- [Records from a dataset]
▬▬▬▬▬▬

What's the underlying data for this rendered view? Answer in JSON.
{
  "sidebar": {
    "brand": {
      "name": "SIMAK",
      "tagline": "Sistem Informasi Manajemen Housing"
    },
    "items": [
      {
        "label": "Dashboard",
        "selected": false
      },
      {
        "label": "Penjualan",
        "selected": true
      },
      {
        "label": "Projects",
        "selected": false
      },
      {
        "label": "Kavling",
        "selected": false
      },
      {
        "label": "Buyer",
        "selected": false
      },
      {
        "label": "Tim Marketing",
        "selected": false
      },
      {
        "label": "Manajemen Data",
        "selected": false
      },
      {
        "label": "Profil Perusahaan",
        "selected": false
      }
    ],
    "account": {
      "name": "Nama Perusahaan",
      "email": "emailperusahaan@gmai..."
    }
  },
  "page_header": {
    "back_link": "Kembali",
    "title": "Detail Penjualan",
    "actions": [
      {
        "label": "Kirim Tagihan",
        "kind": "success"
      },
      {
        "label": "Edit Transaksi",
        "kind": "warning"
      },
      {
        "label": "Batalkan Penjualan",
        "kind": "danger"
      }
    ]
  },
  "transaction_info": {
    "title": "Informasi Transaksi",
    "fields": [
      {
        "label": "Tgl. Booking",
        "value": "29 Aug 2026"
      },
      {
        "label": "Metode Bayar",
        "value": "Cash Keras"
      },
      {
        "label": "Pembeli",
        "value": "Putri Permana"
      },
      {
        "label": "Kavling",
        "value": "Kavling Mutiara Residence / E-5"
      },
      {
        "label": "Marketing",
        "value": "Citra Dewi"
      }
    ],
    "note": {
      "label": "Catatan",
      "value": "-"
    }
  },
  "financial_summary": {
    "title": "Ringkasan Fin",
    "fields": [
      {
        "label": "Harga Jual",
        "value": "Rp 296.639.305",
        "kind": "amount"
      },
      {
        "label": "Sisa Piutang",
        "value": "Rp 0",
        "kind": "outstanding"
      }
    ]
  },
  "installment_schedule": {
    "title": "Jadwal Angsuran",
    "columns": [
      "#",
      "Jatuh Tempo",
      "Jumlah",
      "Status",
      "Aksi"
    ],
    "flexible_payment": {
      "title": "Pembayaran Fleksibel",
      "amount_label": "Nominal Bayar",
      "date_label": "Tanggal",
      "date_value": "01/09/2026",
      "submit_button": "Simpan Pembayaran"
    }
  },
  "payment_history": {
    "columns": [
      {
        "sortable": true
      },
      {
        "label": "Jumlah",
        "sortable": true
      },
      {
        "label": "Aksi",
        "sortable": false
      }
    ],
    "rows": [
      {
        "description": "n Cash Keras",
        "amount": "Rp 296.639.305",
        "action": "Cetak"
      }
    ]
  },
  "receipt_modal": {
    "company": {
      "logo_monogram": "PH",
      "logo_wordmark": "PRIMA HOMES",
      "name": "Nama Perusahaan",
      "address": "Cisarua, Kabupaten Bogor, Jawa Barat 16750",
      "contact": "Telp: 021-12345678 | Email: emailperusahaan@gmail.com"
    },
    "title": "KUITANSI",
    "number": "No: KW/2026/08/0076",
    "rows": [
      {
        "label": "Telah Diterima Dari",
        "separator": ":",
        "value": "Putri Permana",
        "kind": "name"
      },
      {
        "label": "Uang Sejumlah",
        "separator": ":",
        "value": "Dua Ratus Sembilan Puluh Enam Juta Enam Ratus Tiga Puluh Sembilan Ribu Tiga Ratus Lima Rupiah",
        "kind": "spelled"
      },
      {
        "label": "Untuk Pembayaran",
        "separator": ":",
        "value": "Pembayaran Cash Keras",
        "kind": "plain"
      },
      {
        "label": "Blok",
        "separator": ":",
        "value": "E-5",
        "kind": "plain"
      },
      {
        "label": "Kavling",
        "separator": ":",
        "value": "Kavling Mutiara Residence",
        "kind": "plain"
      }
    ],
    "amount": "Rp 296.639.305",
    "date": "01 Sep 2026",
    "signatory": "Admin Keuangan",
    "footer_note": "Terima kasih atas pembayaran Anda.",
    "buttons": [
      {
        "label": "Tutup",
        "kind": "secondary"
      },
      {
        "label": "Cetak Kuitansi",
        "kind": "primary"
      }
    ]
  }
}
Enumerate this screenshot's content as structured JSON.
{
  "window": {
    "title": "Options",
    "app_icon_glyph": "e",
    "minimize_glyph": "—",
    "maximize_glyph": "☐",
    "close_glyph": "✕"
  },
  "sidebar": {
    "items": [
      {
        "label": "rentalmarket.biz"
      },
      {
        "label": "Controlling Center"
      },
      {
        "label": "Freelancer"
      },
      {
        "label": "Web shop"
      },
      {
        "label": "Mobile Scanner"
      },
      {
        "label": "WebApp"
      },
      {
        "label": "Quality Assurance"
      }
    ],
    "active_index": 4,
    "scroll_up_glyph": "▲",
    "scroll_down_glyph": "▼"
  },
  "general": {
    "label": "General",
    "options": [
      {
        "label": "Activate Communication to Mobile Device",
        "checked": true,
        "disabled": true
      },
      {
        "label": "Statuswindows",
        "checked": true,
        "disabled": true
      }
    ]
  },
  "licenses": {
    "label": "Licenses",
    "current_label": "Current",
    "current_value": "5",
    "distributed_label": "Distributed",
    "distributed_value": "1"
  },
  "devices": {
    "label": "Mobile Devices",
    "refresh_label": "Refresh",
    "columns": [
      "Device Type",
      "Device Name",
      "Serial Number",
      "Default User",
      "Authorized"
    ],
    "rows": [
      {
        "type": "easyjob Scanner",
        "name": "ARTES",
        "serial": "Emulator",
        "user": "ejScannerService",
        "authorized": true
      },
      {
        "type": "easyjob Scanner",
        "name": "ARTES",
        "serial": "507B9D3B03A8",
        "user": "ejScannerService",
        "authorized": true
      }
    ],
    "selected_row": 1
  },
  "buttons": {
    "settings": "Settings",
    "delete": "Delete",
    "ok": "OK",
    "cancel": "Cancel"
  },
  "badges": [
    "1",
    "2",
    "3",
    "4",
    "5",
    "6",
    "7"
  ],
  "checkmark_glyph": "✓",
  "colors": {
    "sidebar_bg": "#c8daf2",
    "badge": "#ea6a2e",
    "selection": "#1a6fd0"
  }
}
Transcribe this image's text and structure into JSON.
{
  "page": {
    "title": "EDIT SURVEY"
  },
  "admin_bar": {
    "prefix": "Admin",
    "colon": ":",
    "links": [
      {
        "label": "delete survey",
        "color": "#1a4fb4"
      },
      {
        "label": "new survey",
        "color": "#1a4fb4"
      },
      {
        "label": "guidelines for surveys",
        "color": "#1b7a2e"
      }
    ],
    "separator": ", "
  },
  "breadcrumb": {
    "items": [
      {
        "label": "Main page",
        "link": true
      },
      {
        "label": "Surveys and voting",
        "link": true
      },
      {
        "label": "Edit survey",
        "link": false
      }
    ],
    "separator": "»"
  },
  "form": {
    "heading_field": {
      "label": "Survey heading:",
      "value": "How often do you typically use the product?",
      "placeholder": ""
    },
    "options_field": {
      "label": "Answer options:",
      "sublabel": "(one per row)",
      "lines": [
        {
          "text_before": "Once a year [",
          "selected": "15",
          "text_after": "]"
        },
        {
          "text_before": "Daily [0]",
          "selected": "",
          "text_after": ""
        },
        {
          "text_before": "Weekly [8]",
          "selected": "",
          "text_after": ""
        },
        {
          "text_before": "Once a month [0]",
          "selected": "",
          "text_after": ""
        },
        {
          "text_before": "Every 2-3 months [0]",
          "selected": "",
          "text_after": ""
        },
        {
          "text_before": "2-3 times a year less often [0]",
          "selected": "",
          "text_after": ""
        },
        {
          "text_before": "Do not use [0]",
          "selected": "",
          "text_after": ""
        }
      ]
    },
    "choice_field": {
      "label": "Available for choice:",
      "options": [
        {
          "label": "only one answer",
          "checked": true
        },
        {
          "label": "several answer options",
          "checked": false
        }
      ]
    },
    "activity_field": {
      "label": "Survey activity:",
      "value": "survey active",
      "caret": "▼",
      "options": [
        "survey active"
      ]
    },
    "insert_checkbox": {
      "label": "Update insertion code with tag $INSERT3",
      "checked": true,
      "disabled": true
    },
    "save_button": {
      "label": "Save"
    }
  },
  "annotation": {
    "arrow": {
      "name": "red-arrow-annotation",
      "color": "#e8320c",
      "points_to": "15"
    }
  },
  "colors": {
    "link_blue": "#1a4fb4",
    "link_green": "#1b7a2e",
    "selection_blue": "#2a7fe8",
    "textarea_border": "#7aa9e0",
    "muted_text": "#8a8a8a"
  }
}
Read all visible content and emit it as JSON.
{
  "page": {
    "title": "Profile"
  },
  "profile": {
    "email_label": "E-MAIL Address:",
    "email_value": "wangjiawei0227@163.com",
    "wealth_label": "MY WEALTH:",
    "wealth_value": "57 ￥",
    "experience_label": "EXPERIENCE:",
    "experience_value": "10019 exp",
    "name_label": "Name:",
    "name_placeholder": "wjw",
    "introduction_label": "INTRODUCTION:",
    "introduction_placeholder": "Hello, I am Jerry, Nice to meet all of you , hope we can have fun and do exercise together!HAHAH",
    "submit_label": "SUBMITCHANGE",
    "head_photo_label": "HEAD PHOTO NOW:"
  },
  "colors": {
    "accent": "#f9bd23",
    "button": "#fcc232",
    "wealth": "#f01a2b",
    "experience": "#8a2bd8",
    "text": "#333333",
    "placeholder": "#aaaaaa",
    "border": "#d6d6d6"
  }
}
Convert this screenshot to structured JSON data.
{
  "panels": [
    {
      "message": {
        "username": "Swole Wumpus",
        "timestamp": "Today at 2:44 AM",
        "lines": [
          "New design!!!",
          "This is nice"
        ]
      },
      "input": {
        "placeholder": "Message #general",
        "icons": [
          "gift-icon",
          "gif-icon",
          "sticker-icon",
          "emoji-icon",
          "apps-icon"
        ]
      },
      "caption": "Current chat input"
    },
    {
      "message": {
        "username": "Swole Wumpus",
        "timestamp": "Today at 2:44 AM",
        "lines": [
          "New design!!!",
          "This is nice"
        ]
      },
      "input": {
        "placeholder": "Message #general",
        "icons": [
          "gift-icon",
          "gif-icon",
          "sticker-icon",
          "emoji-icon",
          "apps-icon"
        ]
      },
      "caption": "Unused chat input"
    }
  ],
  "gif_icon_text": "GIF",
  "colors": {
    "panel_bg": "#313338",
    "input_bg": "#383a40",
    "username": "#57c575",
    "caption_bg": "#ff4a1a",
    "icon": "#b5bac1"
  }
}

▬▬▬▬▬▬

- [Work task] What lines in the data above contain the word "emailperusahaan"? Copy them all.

- [Answer to this problem]
      "email": "emailperusahaan@gmai..."
      "contact": "Telp: 021-12345678 | Email: emailperusahaan@gmail.com"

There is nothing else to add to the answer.